*Directions:* Restate all of the data precisely, omitting nothing.

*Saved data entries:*

+===+

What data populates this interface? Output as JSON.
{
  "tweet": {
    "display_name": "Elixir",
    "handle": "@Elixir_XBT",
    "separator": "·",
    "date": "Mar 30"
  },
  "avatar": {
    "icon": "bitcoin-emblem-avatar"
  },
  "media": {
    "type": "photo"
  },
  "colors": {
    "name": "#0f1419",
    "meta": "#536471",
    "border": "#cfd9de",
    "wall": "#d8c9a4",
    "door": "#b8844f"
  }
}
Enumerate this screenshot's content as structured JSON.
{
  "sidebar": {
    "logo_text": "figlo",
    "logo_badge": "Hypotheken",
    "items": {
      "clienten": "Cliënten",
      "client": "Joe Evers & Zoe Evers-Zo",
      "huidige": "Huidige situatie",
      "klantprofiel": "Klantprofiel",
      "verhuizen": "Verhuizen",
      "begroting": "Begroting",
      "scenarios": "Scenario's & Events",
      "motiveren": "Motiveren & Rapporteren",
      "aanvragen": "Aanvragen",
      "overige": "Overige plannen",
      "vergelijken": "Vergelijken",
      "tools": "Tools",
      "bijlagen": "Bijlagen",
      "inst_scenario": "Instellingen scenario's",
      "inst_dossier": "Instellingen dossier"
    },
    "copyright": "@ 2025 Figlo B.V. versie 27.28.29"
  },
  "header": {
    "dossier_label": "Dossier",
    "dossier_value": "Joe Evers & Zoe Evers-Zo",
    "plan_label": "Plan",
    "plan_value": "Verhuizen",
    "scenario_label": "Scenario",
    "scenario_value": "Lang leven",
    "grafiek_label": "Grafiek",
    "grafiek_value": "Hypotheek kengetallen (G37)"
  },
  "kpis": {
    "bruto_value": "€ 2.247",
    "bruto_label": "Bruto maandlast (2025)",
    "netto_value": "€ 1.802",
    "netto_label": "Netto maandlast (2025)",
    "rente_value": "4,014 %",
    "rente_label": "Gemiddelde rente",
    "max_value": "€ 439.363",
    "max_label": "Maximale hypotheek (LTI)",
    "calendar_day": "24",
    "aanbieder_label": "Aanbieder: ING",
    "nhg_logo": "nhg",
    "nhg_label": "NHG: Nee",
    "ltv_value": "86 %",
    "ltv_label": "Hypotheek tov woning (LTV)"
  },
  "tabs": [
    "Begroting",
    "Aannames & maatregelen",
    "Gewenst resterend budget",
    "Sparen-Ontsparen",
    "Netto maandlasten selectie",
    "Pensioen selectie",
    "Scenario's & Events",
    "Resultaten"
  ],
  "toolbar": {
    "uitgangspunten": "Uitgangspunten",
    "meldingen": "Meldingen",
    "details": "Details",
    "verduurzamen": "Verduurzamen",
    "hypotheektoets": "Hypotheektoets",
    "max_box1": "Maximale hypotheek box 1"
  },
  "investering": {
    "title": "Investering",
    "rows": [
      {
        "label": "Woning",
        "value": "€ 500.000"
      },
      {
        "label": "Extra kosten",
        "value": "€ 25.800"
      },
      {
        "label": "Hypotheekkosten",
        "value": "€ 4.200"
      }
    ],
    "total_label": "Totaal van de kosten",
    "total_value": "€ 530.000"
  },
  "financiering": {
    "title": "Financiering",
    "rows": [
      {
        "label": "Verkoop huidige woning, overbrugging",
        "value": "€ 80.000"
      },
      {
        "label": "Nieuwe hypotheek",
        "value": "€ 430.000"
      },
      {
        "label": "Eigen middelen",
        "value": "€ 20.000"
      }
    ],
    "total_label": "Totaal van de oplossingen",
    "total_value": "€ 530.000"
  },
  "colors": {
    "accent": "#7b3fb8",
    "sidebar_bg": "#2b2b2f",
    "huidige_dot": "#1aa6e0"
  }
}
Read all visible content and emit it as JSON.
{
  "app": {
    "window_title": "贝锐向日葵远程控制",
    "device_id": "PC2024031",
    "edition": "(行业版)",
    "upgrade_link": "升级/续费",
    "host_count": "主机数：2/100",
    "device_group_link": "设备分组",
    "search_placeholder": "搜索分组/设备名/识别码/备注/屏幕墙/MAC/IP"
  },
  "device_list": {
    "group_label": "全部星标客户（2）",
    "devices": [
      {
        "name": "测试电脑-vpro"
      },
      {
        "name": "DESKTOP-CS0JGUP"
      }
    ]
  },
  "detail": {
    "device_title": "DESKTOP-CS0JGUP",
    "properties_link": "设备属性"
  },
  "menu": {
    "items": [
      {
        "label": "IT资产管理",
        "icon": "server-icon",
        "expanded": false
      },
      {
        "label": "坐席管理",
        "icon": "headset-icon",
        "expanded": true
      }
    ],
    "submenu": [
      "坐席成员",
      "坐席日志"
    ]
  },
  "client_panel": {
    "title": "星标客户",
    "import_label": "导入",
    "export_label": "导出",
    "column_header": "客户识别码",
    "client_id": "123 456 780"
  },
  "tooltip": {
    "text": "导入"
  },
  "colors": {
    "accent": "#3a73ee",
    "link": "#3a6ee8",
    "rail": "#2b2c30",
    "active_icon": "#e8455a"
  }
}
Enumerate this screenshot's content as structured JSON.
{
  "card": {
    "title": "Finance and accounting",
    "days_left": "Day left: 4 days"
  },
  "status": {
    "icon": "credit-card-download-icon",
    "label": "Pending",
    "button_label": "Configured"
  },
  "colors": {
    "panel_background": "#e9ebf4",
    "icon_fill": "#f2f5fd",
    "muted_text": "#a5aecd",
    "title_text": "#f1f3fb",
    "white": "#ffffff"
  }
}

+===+

*Response below:*
What data populates this interface? Output as JSON.
{
  "tweet": {
    "display_name": "Elixir",
    "handle": "@Elixir_XBT",
    "separator": "·",
    "date": "Mar 30"
  },
  "avatar": {
    "icon": "bitcoin-emblem-avatar"
  },
  "media": {
    "type": "photo"
  },
  "colors": {
    "name": "#0f1419",
    "meta": "#536471",
    "border": "#cfd9de",
    "wall": "#d8c9a4",
    "door": "#b8844f"
  }
}
Enumerate this screenshot's content as structured JSON.
{
  "sidebar": {
    "logo_text": "figlo",
    "logo_badge": "Hypotheken",
    "items": {
      "clienten": "Cliënten",
      "client": "Joe Evers & Zoe Evers-Zo",
      "huidige": "Huidige situatie",
      "klantprofiel": "Klantprofiel",
      "verhuizen": "Verhuizen",
      "begroting": "Begroting",
      "scenarios": "Scenario's & Events",
      "motiveren": "Motiveren & Rapporteren",
      "aanvragen": "Aanvragen",
      "overige": "Overige plannen",
      "vergelijken": "Vergelijken",
      "tools": "Tools",
      "bijlagen": "Bijlagen",
      "inst_scenario": "Instellingen scenario's",
      "inst_dossier": "Instellingen dossier"
    },
    "copyright": "@ 2025 Figlo B.V. versie 27.28.29"
  },
  "header": {
    "dossier_label": "Dossier",
    "dossier_value": "Joe Evers & Zoe Evers-Zo",
    "plan_label": "Plan",
    "plan_value": "Verhuizen",
    "scenario_label": "Scenario",
    "scenario_value": "Lang leven",
    "grafiek_label": "Grafiek",
    "grafiek_value": "Hypotheek kengetallen (G37)"
  },
  "kpis": {
    "bruto_value": "€ 2.247",
    "bruto_label": "Bruto maandlast (2025)",
    "netto_value": "€ 1.802",
    "netto_label": "Netto maandlast (2025)",
    "rente_value": "4,014 %",
    "rente_label": "Gemiddelde rente",
    "max_value": "€ 439.363",
    "max_label": "Maximale hypotheek (LTI)",
    "calendar_day": "24",
    "aanbieder_label": "Aanbieder: ING",
    "nhg_logo": "nhg",
    "nhg_label": "NHG: Nee",
    "ltv_value": "86 %",
    "ltv_label": "Hypotheek tov woning (LTV)"
  },
  "tabs": [
    "Begroting",
    "Aannames & maatregelen",
    "Gewenst resterend budget",
    "Sparen-Ontsparen",
    "Netto maandlasten selectie",
    "Pensioen selectie",
    "Scenario's & Events",
    "Resultaten"
  ],
  "toolbar": {
    "uitgangspunten": "Uitgangspunten",
    "meldingen": "Meldingen",
    "details": "Details",
    "verduurzamen": "Verduurzamen",
    "hypotheektoets": "Hypotheektoets",
    "max_box1": "Maximale hypotheek box 1"
  },
  "investering": {
    "title": "Investering",
    "rows": [
      {
        "label": "Woning",
        "value": "€ 500.000"
      },
      {
        "label": "Extra kosten",
        "value": "€ 25.800"
      },
      {
        "label": "Hypotheekkosten",
        "value": "€ 4.200"
      }
    ],
    "total_label": "Totaal van de kosten",
    "total_value": "€ 530.000"
  },
  "financiering": {
    "title": "Financiering",
    "rows": [
      {
        "label": "Verkoop huidige woning, overbrugging",
        "value": "€ 80.000"
      },
      {
        "label": "Nieuwe hypotheek",
        "value": "€ 430.000"
      },
      {
        "label": "Eigen middelen",
        "value": "€ 20.000"
      }
    ],
    "total_label": "Totaal van de oplossingen",
    "total_value": "€ 530.000"
  },
  "colors": {
    "accent": "#7b3fb8",
    "sidebar_bg": "#2b2b2f",
    "huidige_dot": "#1aa6e0"
  }
}
Read all visible content and emit it as JSON.
{
  "app": {
    "window_title": "贝锐向日葵远程控制",
    "device_id": "PC2024031",
    "edition": "(行业版)",
    "upgrade_link": "升级/续费",
    "host_count": "主机数：2/100",
    "device_group_link": "设备分组",
    "search_placeholder": "搜索分组/设备名/识别码/备注/屏幕墙/MAC/IP"
  },
  "device_list": {
    "group_label": "全部星标客户（2）",
    "devices": [
      {
        "name": "测试电脑-vpro"
      },
      {
        "name": "DESKTOP-CS0JGUP"
      }
    ]
  },
  "detail": {
    "device_title": "DESKTOP-CS0JGUP",
    "properties_link": "设备属性"
  },
  "menu": {
    "items": [
      {
        "label": "IT资产管理",
        "icon": "server-icon",
        "expanded": false
      },
      {
        "label": "坐席管理",
        "icon": "headset-icon",
        "expanded": true
      }
    ],
    "submenu": [
      "坐席成员",
      "坐席日志"
    ]
  },
  "client_panel": {
    "title": "星标客户",
    "import_label": "导入",
    "export_label": "导出",
    "column_header": "客户识别码",
    "client_id": "123 456 780"
  },
  "tooltip": {
    "text": "导入"
  },
  "colors": {
    "accent": "#3a73ee",
    "link": "#3a6ee8",
    "rail": "#2b2c30",
    "active_icon": "#e8455a"
  }
}
Enumerate this screenshot's content as structured JSON.
{
  "card": {
    "title": "Finance and accounting",
    "days_left": "Day left: 4 days"
  },
  "status": {
    "icon": "credit-card-download-icon",
    "label": "Pending",
    "button_label": "Configured"
  },
  "colors": {
    "panel_background": "#e9ebf4",
    "icon_fill": "#f2f5fd",
    "muted_text": "#a5aecd",
    "title_text": "#f1f3fb",
    "white": "#ffffff"
  }
}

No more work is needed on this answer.